It sounds like the consensus opinion is that it mostly isn't worth the trouble of doing pork chops sous vide. (BTW, when I said "bland" above, I was actually thinking about texture, rather than flavour: I was hoping for a superior texture by using sous vide.) I still have high hopes for pork tenderloin, belly and shoulder, though!
Last night's 24-hour flatiron steaks came out wonderfully, though a friend raised the question as to whether it really requires 24 hours, since flatiron is already a pretty tender cut, despite being from the shoulder. Has anyone tried it for shorter periods of time with any success?
I also did a side-by-side comparison of searing in a hot pan vs. with a torch, and found that the steak seared with the torch stayed more pink than the one done in the hot pan, though the latter still had a great texture. I suspect my underpowered stove and the thinness of the steaks I had were to blame, so I think I'll be using the torch a fair bit from now on.
For a change of pace, we went back to the pan sear method for ribeye (I get the pan SUPER hot) and the results were nice but I have to say that we all liked the torched steaks better. We also cooked a nice thick ribeye using the Ducasse method -- the crust looked gorgeous but the consensus was that while the crust looked better than the torched steak, it actually was less tasty than the torched crust. And much more of the steak was 'overcooked' than sous-vide plus torch.
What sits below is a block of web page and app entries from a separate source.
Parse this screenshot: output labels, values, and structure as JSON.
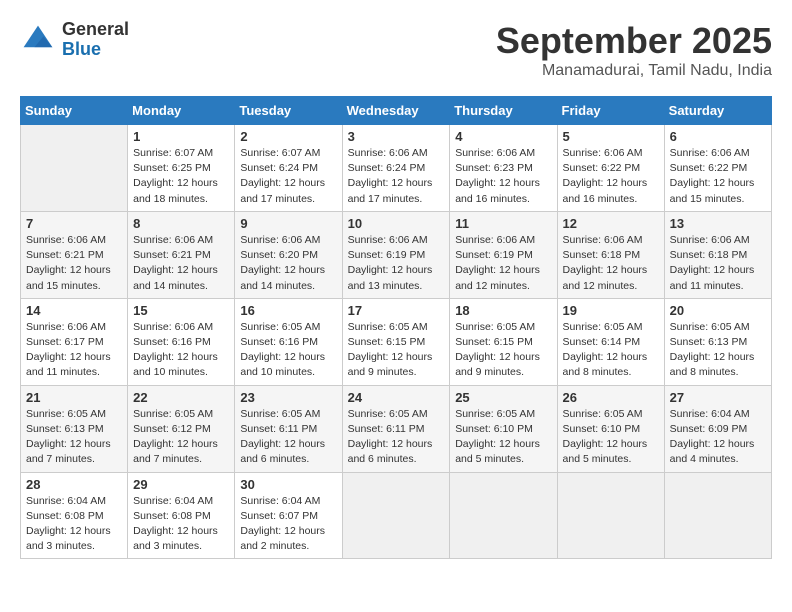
{
  "header": {
    "logo": {
      "line1": "General",
      "line2": "Blue"
    },
    "title": "September 2025",
    "location": "Manamadurai, Tamil Nadu, India"
  },
  "days_of_week": [
    "Sunday",
    "Monday",
    "Tuesday",
    "Wednesday",
    "Thursday",
    "Friday",
    "Saturday"
  ],
  "weeks": [
    [
      {
        "day": "",
        "info": ""
      },
      {
        "day": "1",
        "info": "Sunrise: 6:07 AM\nSunset: 6:25 PM\nDaylight: 12 hours\nand 18 minutes."
      },
      {
        "day": "2",
        "info": "Sunrise: 6:07 AM\nSunset: 6:24 PM\nDaylight: 12 hours\nand 17 minutes."
      },
      {
        "day": "3",
        "info": "Sunrise: 6:06 AM\nSunset: 6:24 PM\nDaylight: 12 hours\nand 17 minutes."
      },
      {
        "day": "4",
        "info": "Sunrise: 6:06 AM\nSunset: 6:23 PM\nDaylight: 12 hours\nand 16 minutes."
      },
      {
        "day": "5",
        "info": "Sunrise: 6:06 AM\nSunset: 6:22 PM\nDaylight: 12 hours\nand 16 minutes."
      },
      {
        "day": "6",
        "info": "Sunrise: 6:06 AM\nSunset: 6:22 PM\nDaylight: 12 hours\nand 15 minutes."
      }
    ],
    [
      {
        "day": "7",
        "info": "Sunrise: 6:06 AM\nSunset: 6:21 PM\nDaylight: 12 hours\nand 15 minutes."
      },
      {
        "day": "8",
        "info": "Sunrise: 6:06 AM\nSunset: 6:21 PM\nDaylight: 12 hours\nand 14 minutes."
      },
      {
        "day": "9",
        "info": "Sunrise: 6:06 AM\nSunset: 6:20 PM\nDaylight: 12 hours\nand 14 minutes."
      },
      {
        "day": "10",
        "info": "Sunrise: 6:06 AM\nSunset: 6:19 PM\nDaylight: 12 hours\nand 13 minutes."
      },
      {
        "day": "11",
        "info": "Sunrise: 6:06 AM\nSunset: 6:19 PM\nDaylight: 12 hours\nand 12 minutes."
      },
      {
        "day": "12",
        "info": "Sunrise: 6:06 AM\nSunset: 6:18 PM\nDaylight: 12 hours\nand 12 minutes."
      },
      {
        "day": "13",
        "info": "Sunrise: 6:06 AM\nSunset: 6:18 PM\nDaylight: 12 hours\nand 11 minutes."
      }
    ],
    [
      {
        "day": "14",
        "info": "Sunrise: 6:06 AM\nSunset: 6:17 PM\nDaylight: 12 hours\nand 11 minutes."
      },
      {
        "day": "15",
        "info": "Sunrise: 6:06 AM\nSunset: 6:16 PM\nDaylight: 12 hours\nand 10 minutes."
      },
      {
        "day": "16",
        "info": "Sunrise: 6:05 AM\nSunset: 6:16 PM\nDaylight: 12 hours\nand 10 minutes."
      },
      {
        "day": "17",
        "info": "Sunrise: 6:05 AM\nSunset: 6:15 PM\nDaylight: 12 hours\nand 9 minutes."
      },
      {
        "day": "18",
        "info": "Sunrise: 6:05 AM\nSunset: 6:15 PM\nDaylight: 12 hours\nand 9 minutes."
      },
      {
        "day": "19",
        "info": "Sunrise: 6:05 AM\nSunset: 6:14 PM\nDaylight: 12 hours\nand 8 minutes."
      },
      {
        "day": "20",
        "info": "Sunrise: 6:05 AM\nSunset: 6:13 PM\nDaylight: 12 hours\nand 8 minutes."
      }
    ],
    [
      {
        "day": "21",
        "info": "Sunrise: 6:05 AM\nSunset: 6:13 PM\nDaylight: 12 hours\nand 7 minutes."
      },
      {
        "day": "22",
        "info": "Sunrise: 6:05 AM\nSunset: 6:12 PM\nDaylight: 12 hours\nand 7 minutes."
      },
      {
        "day": "23",
        "info": "Sunrise: 6:05 AM\nSunset: 6:11 PM\nDaylight: 12 hours\nand 6 minutes."
      },
      {
        "day": "24",
        "info": "Sunrise: 6:05 AM\nSunset: 6:11 PM\nDaylight: 12 hours\nand 6 minutes."
      },
      {
        "day": "25",
        "info": "Sunrise: 6:05 AM\nSunset: 6:10 PM\nDaylight: 12 hours\nand 5 minutes."
      },
      {
        "day": "26",
        "info": "Sunrise: 6:05 AM\nSunset: 6:10 PM\nDaylight: 12 hours\nand 5 minutes."
      },
      {
        "day": "27",
        "info": "Sunrise: 6:04 AM\nSunset: 6:09 PM\nDaylight: 12 hours\nand 4 minutes."
      }
    ],
    [
      {
        "day": "28",
        "info": "Sunrise: 6:04 AM\nSunset: 6:08 PM\nDaylight: 12 hours\nand 3 minutes."
      },
      {
        "day": "29",
        "info": "Sunrise: 6:04 AM\nSunset: 6:08 PM\nDaylight: 12 hours\nand 3 minutes."
      },
      {
        "day": "30",
        "info": "Sunrise: 6:04 AM\nSunset: 6:07 PM\nDaylight: 12 hours\nand 2 minutes."
      },
      {
        "day": "",
        "info": ""
      },
      {
        "day": "",
        "info": ""
      },
      {
        "day": "",
        "info": ""
      },
      {
        "day": "",
        "info": ""
      }
    ]
  ]
}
I wouldn't say that pork isn't worth the effort. I would say that if you are looking for transformation, you won't find it as much in pork as in other cuts (you might find it with pork belly or shoulder, but I haven't tried belly and my pork shoulder experiment was very good but nothing compared to my 14 hour slow smoked shoulders).
I agree with Merridith that sourcing seems even more critical than with beef. I also never cook pork sous-vide without brining first.
Good point...I do brine as well: a 7% salt 3% sugar brine is my favorite. I did cook belly twice and it was sublime - and transformed. I cooked it relatively high (80C) to get the fat softened, after first brining for 24 hours with aromatics. I took it from the bag and quick chilled it, cut it in cubes and then flash fried it to "brown and serve." It was sensational, decadent and DEFINITELY transformed. I used the bag juices, amended with reduced sweet cider, cider vinegar, brown sugar and balsamic vinegar, and this made a fabulous sauce. Brine, formula is: 7–10% salt, 0–3% sugar, water solution (70–100 grams salt and 0–30 grams sugar per 1 liter).